How Investors Determine the Price to Earnings Ratio - dummies

How Investors Determine the Price to Earnings Ratio

By Michael Taillard

Investors can estimate whether a stock is overpriced or underpriced by calculating the price to earnings ratio (P/E). Say an investor has some idea of the value of a stock but he wants to know how the price of the stock compares to its value. The first thing the investor needs to do is remember that the market, not the value of the company itself, determines the stock’s price. Then he can calculate the P/E:


Follow these steps to calculate the P/E:

  1. Check the stock market online or ask your broker what the market price per common share is, and then calculate the earnings per share by following the steps I list in the earlier section “Earnings per common share.”

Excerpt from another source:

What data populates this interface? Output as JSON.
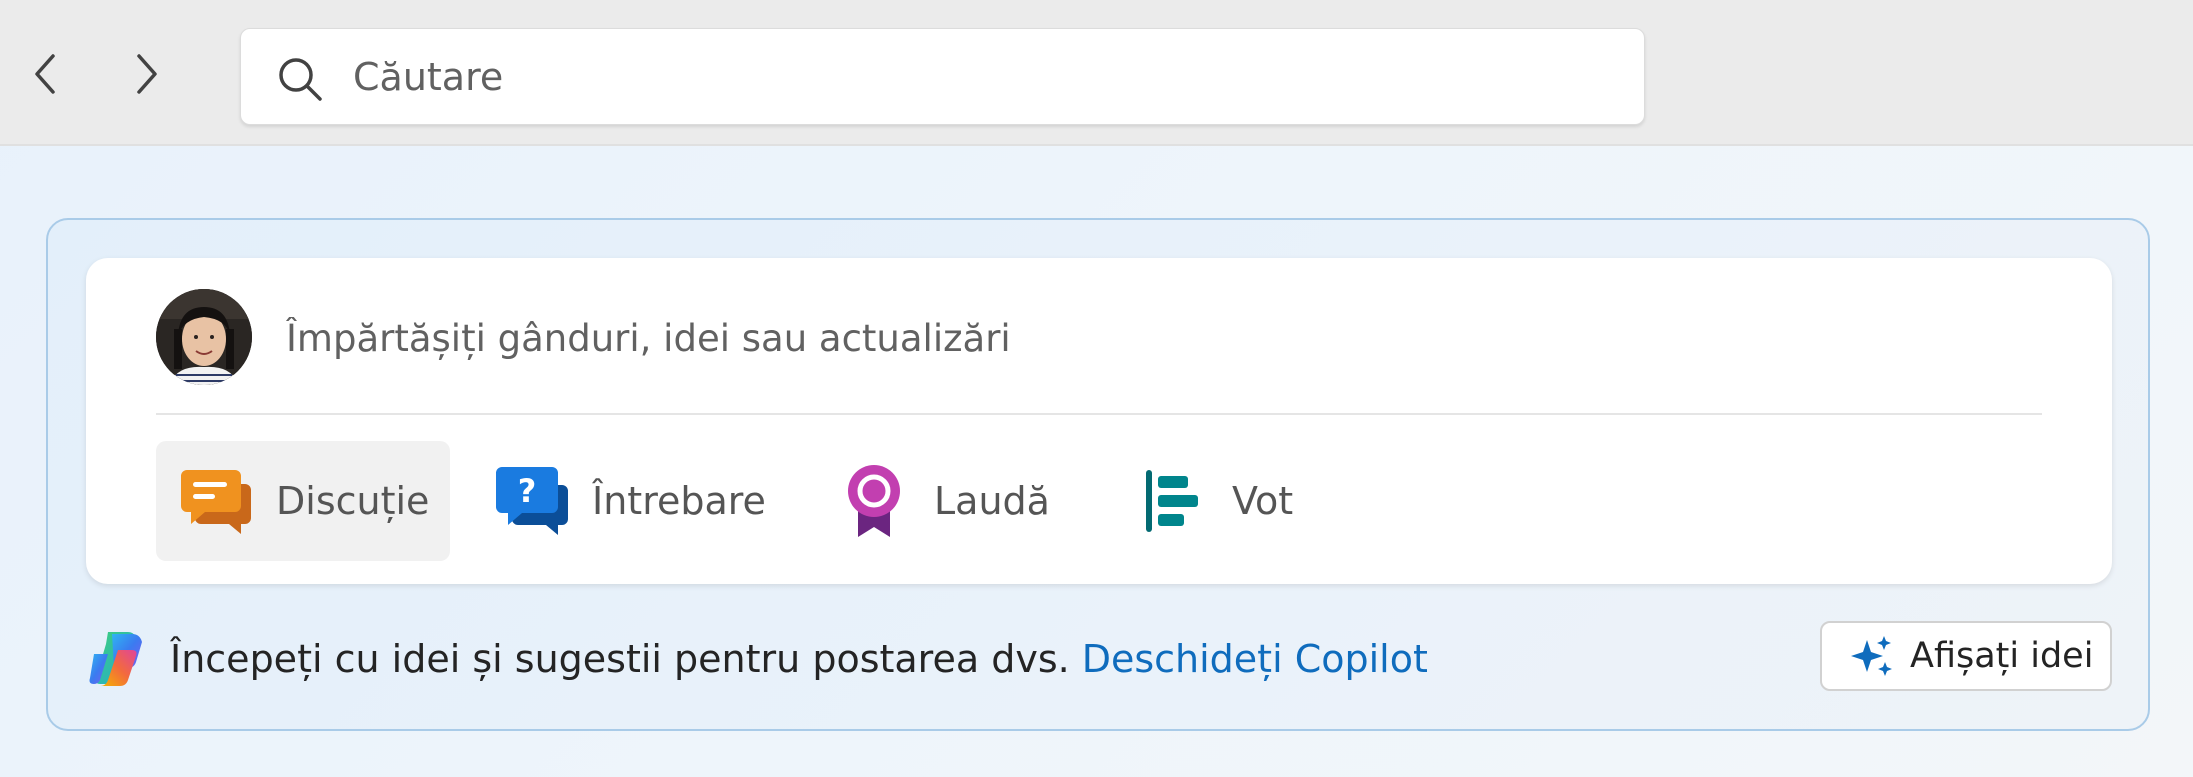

  2. Divide the market price per common share by the company’s earnings per share to get the P/E ratio.

In estimating the P/E, investors tend to look toward the future. The company will continue (it hopes) to make earnings over the course of several years, and the market price usually reflects that, being many times higher than the earnings of the company. As a result, you need to view the P/E in terms of what market investors think of the growth potential of the company. A high P/E compared to other companies in the same industry means that investors anticipate high growth, while a low P/E indicates anticipation of low growth or even negative growth. Of course, investors tend to be wrong . . . a lot . . . so use caution when using the P/E. Using other metrics, particularly those related to the balance sheet, can help add more context to this measure.